SUMX(<table>, <expression>)

Guide: To calculate total revenue, use:

Total Revenue = SUMX(Sales, Sales[Quantity] * Sales[UnitPrice])

This measure multiplies Quantity by UnitPrice for each row and then sums the results to get the total revenue.

The RELATED function returns a related value from another table.

It is used to fetch data from related tables, leveraging existing relationships to pull in necessary information for calculations.



Guide: To get customer names in the Sales table, use:

Customer Name = RELATED(Customers[CustomerName])

This measure brings the customer name into the Sales table based on the relationship between the Sales and Customers tables.


The EARLIER function returns the current value of a column in an earlier row context.

It is often used in nested row contexts, enabling complex calculations like running totals or rank calculations.


EARLIER(<column>[, <number>])

Guide: To calculate a running total, use:

Running Total = CALCULATE(SUM(Sales[SalesAmount]), FILTER(ALL(Sales), Sales[OrderDate] <= EARLIER(Sales[OrderDate])))

This measure accumulates sales amounts up to each date, providing a running total.


The RANKX function returns the ranking of a number in a list of numbers for each row in the table argument.

It is useful for ranking items, such as products or customers, based on specific criteria like sales amount.


RANKX(<table>, <expression>[, <value>[, <order>[, <ties>]]])

Guide: To rank products by sales, use:

Product Rank = RANKX(ALL(Sales), Sales[SalesAmount])

This measure ranks products based on their sales amounts.


The DIVIDE function performs division and handles divide-by-zero cases, returning an alternate result or blank when the denominator is zero. It is useful for safe calculations involving division.


DIVIDE(<numerator>, <denominator>[, <alternateResult>])

Guide: To calculate profit margin, use:

Profit Margin = DIVIDE(Sales[Profit], Sales[SalesAmount], 0)

This measure divides Profit by SalesAmount, handling any divide-by-zero errors gracefully.


The DISTINCTCOUNT function returns the count of unique values in a column.

It is used to determine the number of unique items, such as distinct customers or products.



Guide: To count unique customers, use:

Unique Customers = DISTINCTCOUNT(Customers[CustomerID])

This measure counts the unique customer IDs in the Customers table.


The VALUES function returns a one-column table containing the distinct values from the specified column.

It is used to find unique values and is often utilized in creating slicers or filters.



Guide: To get distinct products, use:

Distinct Products = VALUES(Sales[ProductID])

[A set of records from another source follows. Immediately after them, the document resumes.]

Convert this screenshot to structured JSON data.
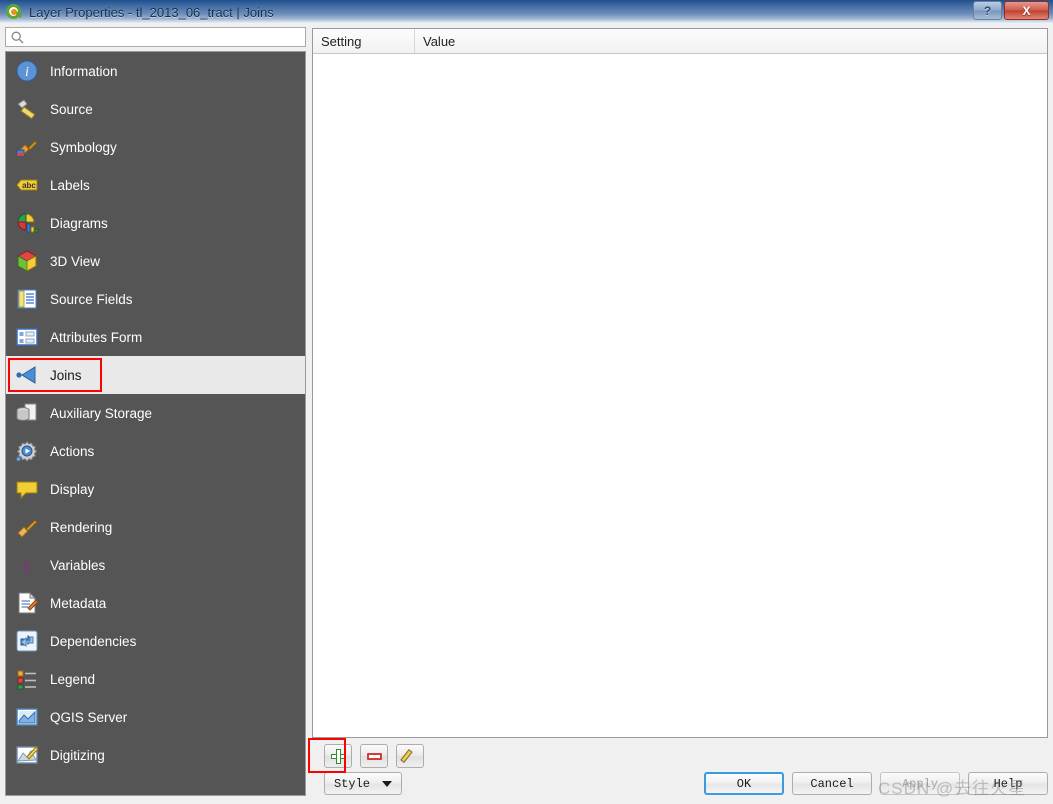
{
  "window": {
    "title": "Layer Properties - tl_2013_06_tract | Joins",
    "logo_icon": "qgis-logo-icon",
    "help_button_label": "?",
    "close_button_label": "X"
  },
  "sidebar": {
    "search": {
      "value": "",
      "placeholder": "",
      "icon": "search-icon"
    },
    "items": [
      {
        "label": "Information",
        "icon": "information-icon",
        "selected": false
      },
      {
        "label": "Source",
        "icon": "source-icon",
        "selected": false
      },
      {
        "label": "Symbology",
        "icon": "symbology-icon",
        "selected": false
      },
      {
        "label": "Labels",
        "icon": "labels-icon",
        "selected": false
      },
      {
        "label": "Diagrams",
        "icon": "diagrams-icon",
        "selected": false
      },
      {
        "label": "3D View",
        "icon": "3d-view-icon",
        "selected": false
      },
      {
        "label": "Source Fields",
        "icon": "source-fields-icon",
        "selected": false
      },
      {
        "label": "Attributes Form",
        "icon": "attributes-form-icon",
        "selected": false
      },
      {
        "label": "Joins",
        "icon": "joins-icon",
        "selected": true
      },
      {
        "label": "Auxiliary Storage",
        "icon": "auxiliary-storage-icon",
        "selected": false
      },
      {
        "label": "Actions",
        "icon": "actions-icon",
        "selected": false
      },
      {
        "label": "Display",
        "icon": "display-icon",
        "selected": false
      },
      {
        "label": "Rendering",
        "icon": "rendering-icon",
        "selected": false
      },
      {
        "label": "Variables",
        "icon": "variables-icon",
        "selected": false
      },
      {
        "label": "Metadata",
        "icon": "metadata-icon",
        "selected": false
      },
      {
        "label": "Dependencies",
        "icon": "dependencies-icon",
        "selected": false
      },
      {
        "label": "Legend",
        "icon": "legend-icon",
        "selected": false
      },
      {
        "label": "QGIS Server",
        "icon": "qgis-server-icon",
        "selected": false
      },
      {
        "label": "Digitizing",
        "icon": "digitizing-icon",
        "selected": false
      }
    ]
  },
  "main": {
    "table": {
      "columns": [
        "Setting",
        "Value"
      ],
      "rows": []
    },
    "toolbar": {
      "add_label": "",
      "remove_label": "",
      "edit_label": "",
      "add_icon": "add-plus-icon",
      "remove_icon": "remove-minus-icon",
      "edit_icon": "edit-pencil-icon"
    },
    "style_button": {
      "label": "Style",
      "caret_icon": "chevron-down-icon"
    },
    "dialog_buttons": [
      {
        "label": "OK",
        "state": "default"
      },
      {
        "label": "Cancel",
        "state": "normal"
      },
      {
        "label": "Apply",
        "state": "disabled"
      },
      {
        "label": "Help",
        "state": "normal"
      }
    ]
  },
  "annotations": {
    "joins_highlight": "red-rectangle-joins",
    "add_button_highlight": "red-rectangle-add-button"
  },
  "watermark": {
    "text": "CSDN @去往火星"
  },
  "colors": {
    "sidebar_bg": "#555555",
    "sidebar_selected_bg": "#e9e9e9",
    "annotation_red": "#ff0000",
    "titlebar_blue": "#39659e",
    "default_button_blue": "#3c9ade"
  }
}
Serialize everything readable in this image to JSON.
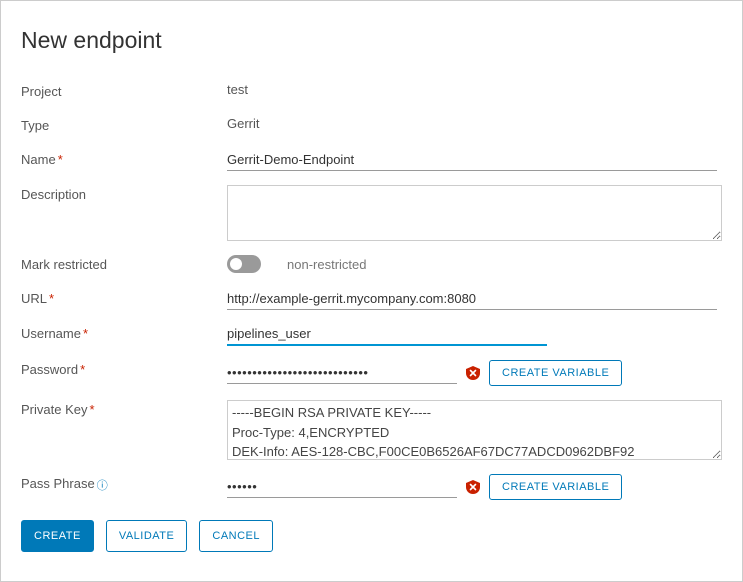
{
  "title": "New endpoint",
  "labels": {
    "project": "Project",
    "type": "Type",
    "name": "Name",
    "description": "Description",
    "mark_restricted": "Mark restricted",
    "url": "URL",
    "username": "Username",
    "password": "Password",
    "private_key": "Private Key",
    "pass_phrase": "Pass Phrase"
  },
  "values": {
    "project": "test",
    "type": "Gerrit",
    "name": "Gerrit-Demo-Endpoint",
    "description": "",
    "restricted_state": "non-restricted",
    "url": "http://example-gerrit.mycompany.com:8080",
    "username": "pipelines_user",
    "password": "••••••••••••••••••••••••••••",
    "private_key": "-----BEGIN RSA PRIVATE KEY-----\nProc-Type: 4,ENCRYPTED\nDEK-Info: AES-128-CBC,F00CE0B6526AF67DC77ADCD0962DBF92",
    "pass_phrase": "••••••"
  },
  "buttons": {
    "create_variable": "CREATE VARIABLE",
    "create": "CREATE",
    "validate": "VALIDATE",
    "cancel": "CANCEL"
  }
}
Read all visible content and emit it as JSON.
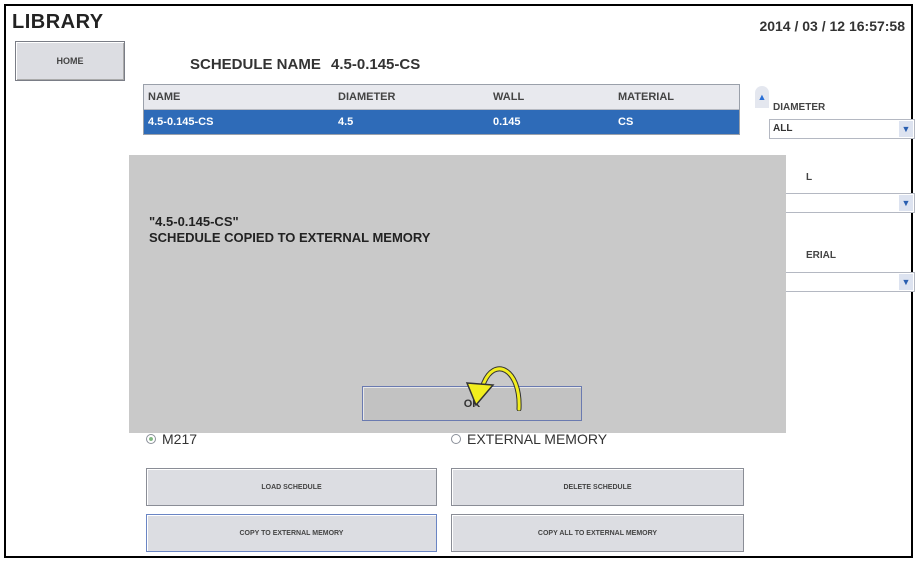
{
  "header": {
    "title": "LIBRARY",
    "datetime": "2014 / 03 / 12   16:57:58"
  },
  "home_label": "HOME",
  "schedule": {
    "label": "SCHEDULE NAME",
    "value": "4.5-0.145-CS"
  },
  "table": {
    "columns": [
      "NAME",
      "DIAMETER",
      "WALL",
      "MATERIAL"
    ],
    "selected_row": [
      "4.5-0.145-CS",
      "4.5",
      "0.145",
      "CS"
    ]
  },
  "filters": {
    "diameter": {
      "label": "DIAMETER",
      "value": "ALL"
    },
    "wall": {
      "label": "L"
    },
    "material": {
      "label": "ERIAL"
    }
  },
  "dialog": {
    "line1": "\"4.5-0.145-CS\"",
    "line2": "SCHEDULE COPIED TO EXTERNAL MEMORY",
    "ok": "OK"
  },
  "storage": {
    "option1": "M217",
    "option2": "EXTERNAL MEMORY",
    "selected": "M217"
  },
  "buttons": {
    "load": "LOAD SCHEDULE",
    "delete": "DELETE SCHEDULE",
    "copy": "COPY TO EXTERNAL MEMORY",
    "copy_all": "COPY ALL TO EXTERNAL MEMORY"
  },
  "colors": {
    "selection": "#2e6bb8",
    "arrow": "#f2ee1e"
  }
}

This measure returns a table of unique product IDs.


Power BI is the data visualization tool where DAX (Data Analysis Expressions) is the programming way to perform calculation for the analytics on data.

In Simple terms, By mastering these DAX functions, you can perform complex calculations and create powerful data models in Power BI, enhancing your data analysis capabilities and enabling dynamic, insightful reporting.

Related Article: Power BI: How to Create a Dashboard in It?


Here are a few key References that you can use to gain more knowledge and understanding about DAX functions in Power BI:

1. Enterprise DNA

1. DAX Function Guide : A comprehensive guide to DAX functions, featuring tutorials and video explanations.

2. Advanced DAX : Advanced DAX tutorials and courses for more complex data modeling and analysis.

2. Power BI Community

1. Power BI Community : A platform to ask questions, share knowledge, and learn from other Power BI users and experts.

2. DAX Patterns : A resource for common DAX patterns, providing reusable solutions for typical business scenarios.